WHAT TO DO. Since the pictures are not wanted, copy only the text of every record exactly.

SUPPLIED MATERIAL.
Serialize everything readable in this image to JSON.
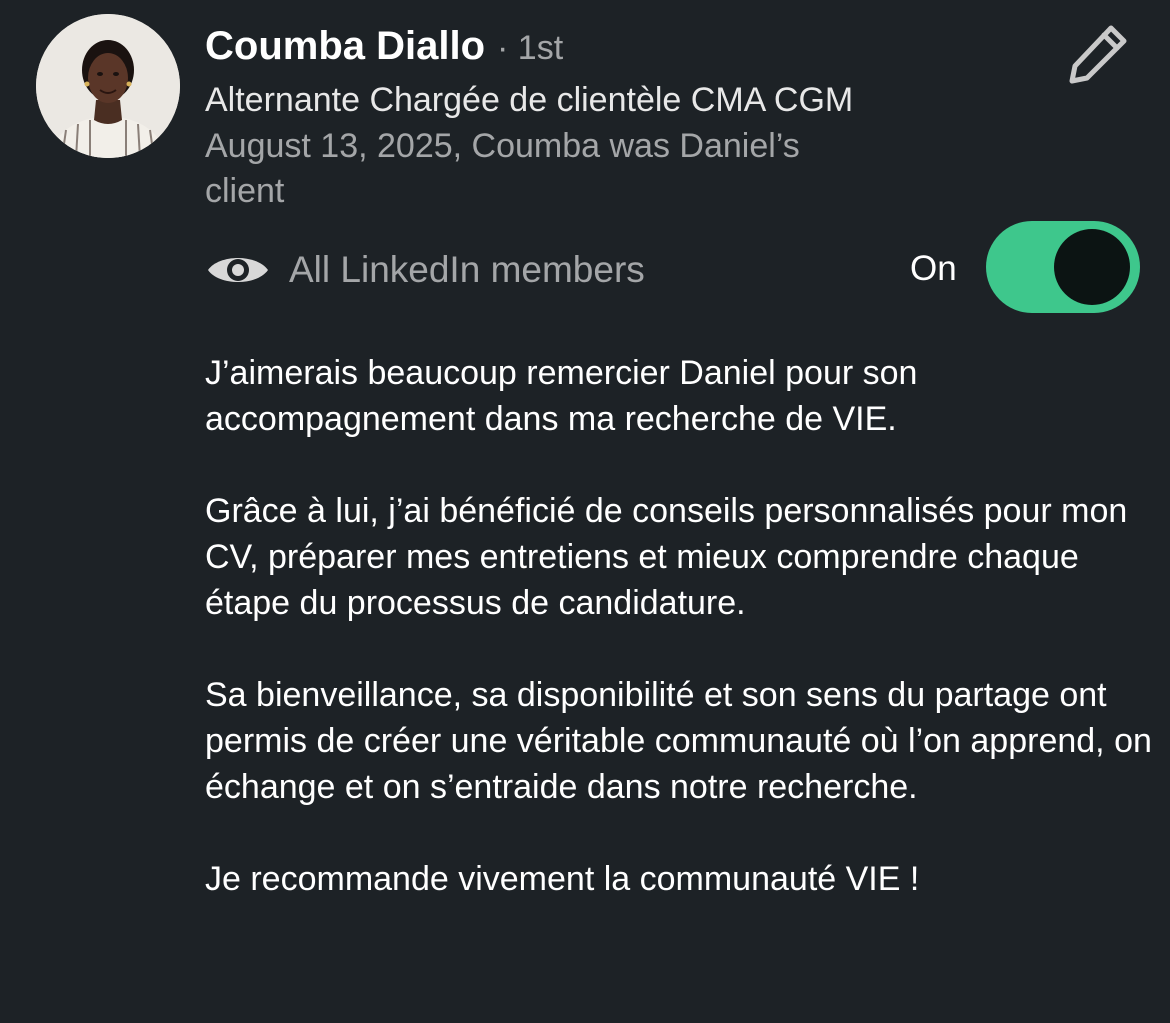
{
  "recommender": {
    "name": "Coumba Diallo",
    "degree": "· 1st",
    "headline": "Alternante Chargée de clientèle CMA CGM",
    "relationship": "August 13, 2025, Coumba was Daniel’s client",
    "avatar": "profile-photo"
  },
  "actions": {
    "edit_icon": "pencil-icon"
  },
  "visibility": {
    "icon": "eye-icon",
    "label": "All LinkedIn members",
    "toggle_label": "On",
    "toggle_state": true,
    "toggle_color": "#3ec78c"
  },
  "recommendation": {
    "paragraphs": [
      "J’aimerais beaucoup remercier Daniel pour son accompagnement dans ma recherche de VIE.",
      "Grâce à lui, j’ai bénéficié de conseils personnalisés pour mon CV, préparer mes entretiens et mieux comprendre chaque étape du processus de candidature.",
      "Sa bienveillance, sa disponibilité et son sens du partage ont permis de créer une véritable communauté où l’on apprend, on échange et on s’entraide dans notre recherche.",
      "Je recommande vivement la communauté VIE !"
    ]
  },
  "colors": {
    "background": "#1d2226",
    "primary_text": "#ffffff",
    "secondary_text": "rgba(255,255,255,0.6)"
  }
}
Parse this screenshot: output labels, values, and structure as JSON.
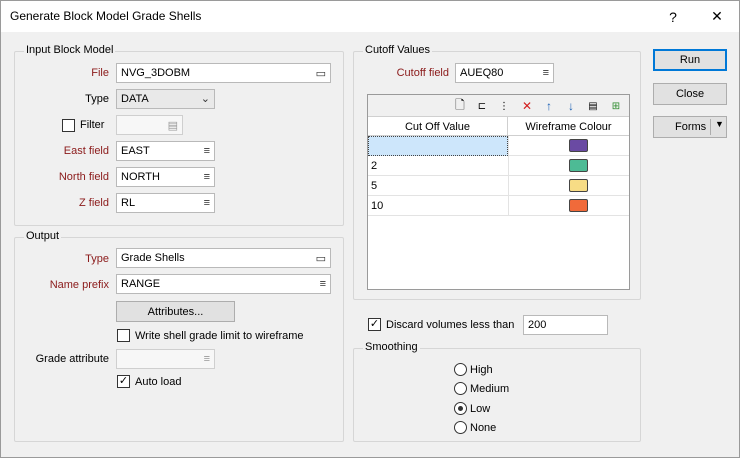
{
  "window": {
    "title": "Generate Block Model Grade Shells",
    "help_label": "?",
    "close_label": "✕"
  },
  "input_block_model": {
    "group_label": "Input Block Model",
    "file_label": "File",
    "file_value": "NVG_3DOBM",
    "type_label": "Type",
    "type_value": "DATA",
    "filter_label": "Filter",
    "filter_checked": false,
    "east_label": "East field",
    "east_value": "EAST",
    "north_label": "North field",
    "north_value": "NORTH",
    "z_label": "Z field",
    "z_value": "RL"
  },
  "output": {
    "group_label": "Output",
    "type_label": "Type",
    "type_value": "Grade Shells",
    "name_prefix_label": "Name prefix",
    "name_prefix_value": "RANGE",
    "attributes_button": "Attributes...",
    "write_limit_label": "Write shell grade limit to wireframe",
    "write_limit_checked": false,
    "grade_attribute_label": "Grade attribute",
    "grade_attribute_value": "",
    "auto_load_label": "Auto load",
    "auto_load_checked": true
  },
  "cutoff_values": {
    "group_label": "Cutoff Values",
    "cutoff_field_label": "Cutoff field",
    "cutoff_field_value": "AUEQ80",
    "columns": [
      "Cut Off Value",
      "Wireframe Colour"
    ],
    "rows": [
      {
        "value": "",
        "colour": "#6a4aa3"
      },
      {
        "value": "2",
        "colour": "#4dbb95"
      },
      {
        "value": "5",
        "colour": "#f7dc85"
      },
      {
        "value": "10",
        "colour": "#f06a3a"
      }
    ]
  },
  "discard": {
    "label": "Discard volumes less than",
    "checked": true,
    "value": "200"
  },
  "smoothing": {
    "group_label": "Smoothing",
    "options": [
      "High",
      "Medium",
      "Low",
      "None"
    ],
    "selected": "Low"
  },
  "buttons": {
    "run": "Run",
    "close": "Close",
    "forms": "Forms"
  },
  "colors": {
    "required_label": "#8b1a1a",
    "accent": "#0078d7"
  }
}
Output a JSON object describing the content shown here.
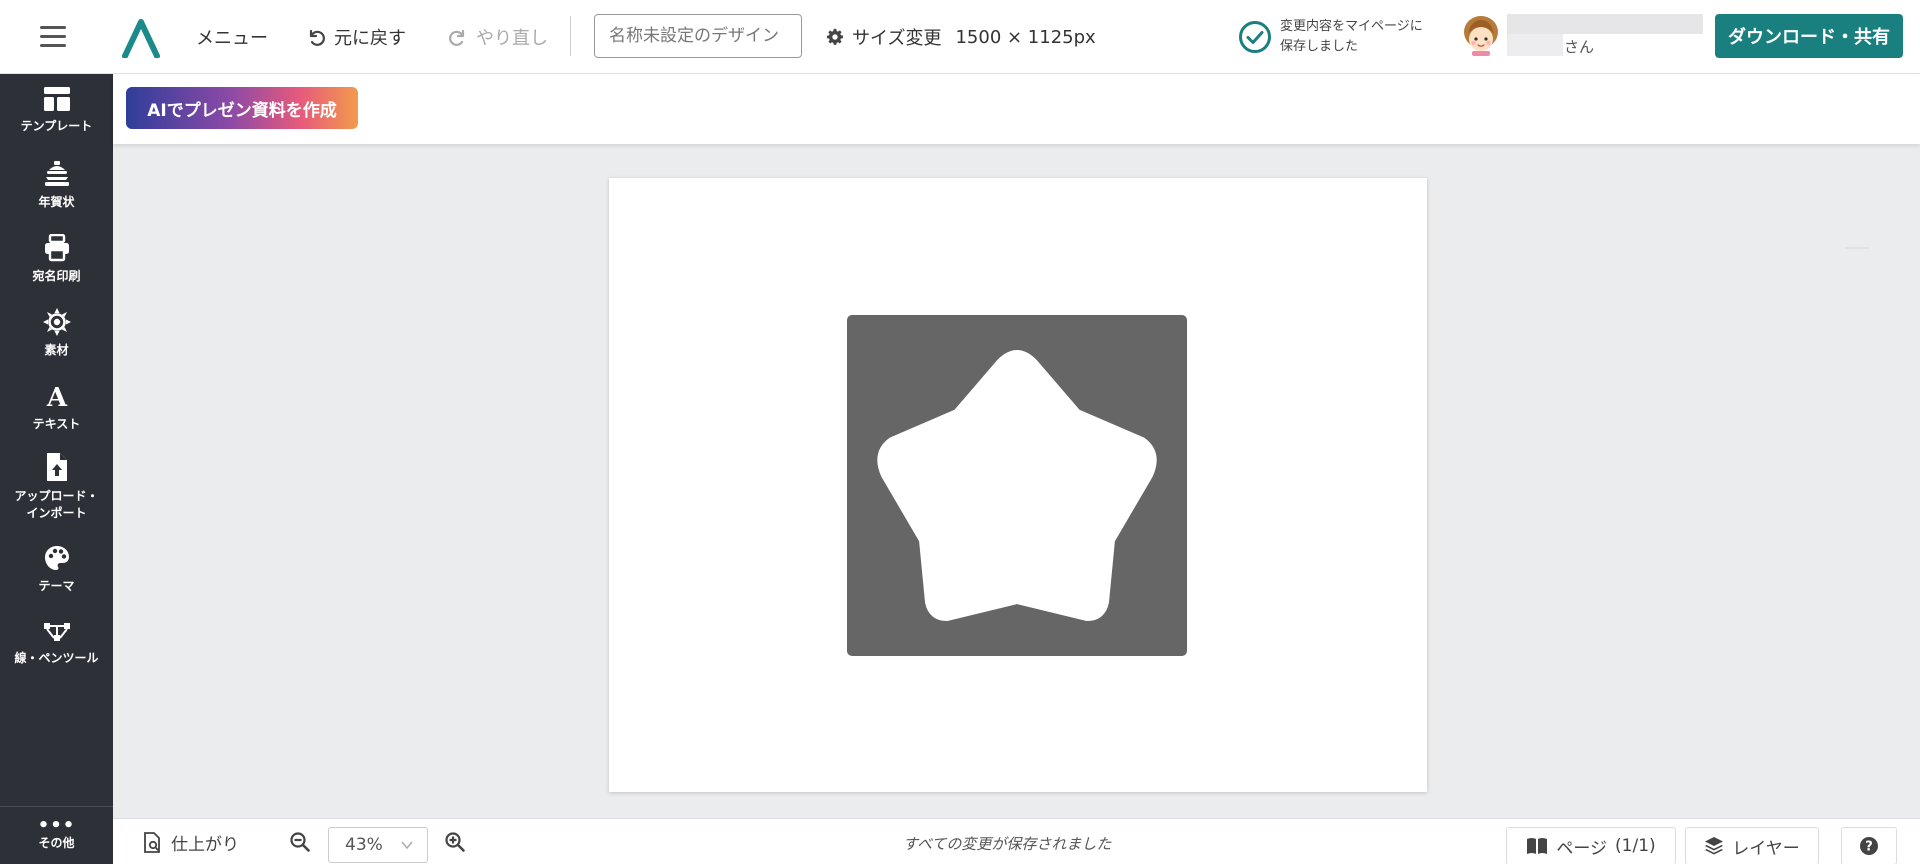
{
  "header": {
    "menu_label": "メニュー",
    "undo_label": "元に戻す",
    "redo_label": "やり直し",
    "design_name_placeholder": "名称未設定のデザイン",
    "resize_label": "サイズ変更",
    "canvas_size": "1500 × 1125px",
    "save_status_line1": "変更内容をマイページに",
    "save_status_line2": "保存しました",
    "username_suffix": "さん",
    "download_label": "ダウンロード・共有"
  },
  "sidebar": {
    "items": [
      {
        "label": "テンプレート",
        "icon": "template-icon"
      },
      {
        "label": "年賀状",
        "icon": "new-year-card-icon"
      },
      {
        "label": "宛名印刷",
        "icon": "printer-icon"
      },
      {
        "label": "素材",
        "icon": "element-icon"
      },
      {
        "label": "テキスト",
        "icon": "text-icon"
      },
      {
        "label": "アップロード・",
        "label2": "インポート",
        "icon": "upload-icon"
      },
      {
        "label": "テーマ",
        "icon": "palette-icon"
      },
      {
        "label": "線・ペンツール",
        "icon": "pen-tool-icon"
      }
    ],
    "more_label": "その他"
  },
  "subbar": {
    "ai_button_label": "AIでプレゼン資料を作成"
  },
  "footer": {
    "finish_label": "仕上がり",
    "zoom_value": "43%",
    "status": "すべての変更が保存されました",
    "page_label": "ページ",
    "page_count": "(1/1)",
    "layer_label": "レイヤー"
  },
  "colors": {
    "accent": "#1a7f7f",
    "sidebar_bg": "#2e3038",
    "shape_fill": "#666666",
    "canvas_bg": "#ebecee"
  }
}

RESPONSE AREA.
Serialize everything readable in this image to JSON.
{
  "recommender": {
    "name": "Coumba Diallo",
    "degree": "· 1st",
    "headline": "Alternante Chargée de clientèle CMA CGM",
    "relationship": "August 13, 2025, Coumba was Daniel’s client",
    "avatar": "profile-photo"
  },
  "actions": {
    "edit_icon": "pencil-icon"
  },
  "visibility": {
    "icon": "eye-icon",
    "label": "All LinkedIn members",
    "toggle_label": "On",
    "toggle_state": true,
    "toggle_color": "#3ec78c"
  },
  "recommendation": {
    "paragraphs": [
      "J’aimerais beaucoup remercier Daniel pour son accompagnement dans ma recherche de VIE.",
      "Grâce à lui, j’ai bénéficié de conseils personnalisés pour mon CV, préparer mes entretiens et mieux comprendre chaque étape du processus de candidature.",
      "Sa bienveillance, sa disponibilité et son sens du partage ont permis de créer une véritable communauté où l’on apprend, on échange et on s’entraide dans notre recherche.",
      "Je recommande vivement la communauté VIE !"
    ]
  },
  "colors": {
    "background": "#1d2226",
    "primary_text": "#ffffff",
    "secondary_text": "rgba(255,255,255,0.6)"
  }
}
Parse this screenshot: output labels, values, and structure as JSON.
{
  "window": {
    "title": "Generate Block Model Grade Shells",
    "help_label": "?",
    "close_label": "✕"
  },
  "input_block_model": {
    "group_label": "Input Block Model",
    "file_label": "File",
    "file_value": "NVG_3DOBM",
    "type_label": "Type",
    "type_value": "DATA",
    "filter_label": "Filter",
    "filter_checked": false,
    "east_label": "East field",
    "east_value": "EAST",
    "north_label": "North field",
    "north_value": "NORTH",
    "z_label": "Z field",
    "z_value": "RL"
  },
  "output": {
    "group_label": "Output",
    "type_label": "Type",
    "type_value": "Grade Shells",
    "name_prefix_label": "Name prefix",
    "name_prefix_value": "RANGE",
    "attributes_button": "Attributes...",
    "write_limit_label": "Write shell grade limit to wireframe",
    "write_limit_checked": false,
    "grade_attribute_label": "Grade attribute",
    "grade_attribute_value": "",
    "auto_load_label": "Auto load",
    "auto_load_checked": true
  },
  "cutoff_values": {
    "group_label": "Cutoff Values",
    "cutoff_field_label": "Cutoff field",
    "cutoff_field_value": "AUEQ80",
    "columns": [
      "Cut Off Value",
      "Wireframe Colour"
    ],
    "rows": [
      {
        "value": "",
        "colour": "#6a4aa3"
      },
      {
        "value": "2",
        "colour": "#4dbb95"
      },
      {
        "value": "5",
        "colour": "#f7dc85"
      },
      {
        "value": "10",
        "colour": "#f06a3a"
      }
    ]
  },
  "discard": {
    "label": "Discard volumes less than",
    "checked": true,
    "value": "200"
  },
  "smoothing": {
    "group_label": "Smoothing",
    "options": [
      "High",
      "Medium",
      "Low",
      "None"
    ],
    "selected": "Low"
  },
  "buttons": {
    "run": "Run",
    "close": "Close",
    "forms": "Forms"
  },
  "colors": {
    "required_label": "#8b1a1a",
    "accent": "#0078d7"
  }
}
Output a JSON object describing the content shown here.
{
  "header": {
    "menu_label": "メニュー",
    "undo_label": "元に戻す",
    "redo_label": "やり直し",
    "design_name_placeholder": "名称未設定のデザイン",
    "resize_label": "サイズ変更",
    "canvas_size": "1500 × 1125px",
    "save_status_line1": "変更内容をマイページに",
    "save_status_line2": "保存しました",
    "username_suffix": "さん",
    "download_label": "ダウンロード・共有"
  },
  "sidebar": {
    "items": [
      {
        "label": "テンプレート",
        "icon": "template-icon"
      },
      {
        "label": "年賀状",
        "icon": "new-year-card-icon"
      },
      {
        "label": "宛名印刷",
        "icon": "printer-icon"
      },
      {
        "label": "素材",
        "icon": "element-icon"
      },
      {
        "label": "テキスト",
        "icon": "text-icon"
      },
      {
        "label": "アップロード・",
        "label2": "インポート",
        "icon": "upload-icon"
      },
      {
        "label": "テーマ",
        "icon": "palette-icon"
      },
      {
        "label": "線・ペンツール",
        "icon": "pen-tool-icon"
      }
    ],
    "more_label": "その他"
  },
  "subbar": {
    "ai_button_label": "AIでプレゼン資料を作成"
  },
  "footer": {
    "finish_label": "仕上がり",
    "zoom_value": "43%",
    "status": "すべての変更が保存されました",
    "page_label": "ページ",
    "page_count": "(1/1)",
    "layer_label": "レイヤー"
  },
  "colors": {
    "accent": "#1a7f7f",
    "sidebar_bg": "#2e3038",
    "shape_fill": "#666666",
    "canvas_bg": "#ebecee"
  }
}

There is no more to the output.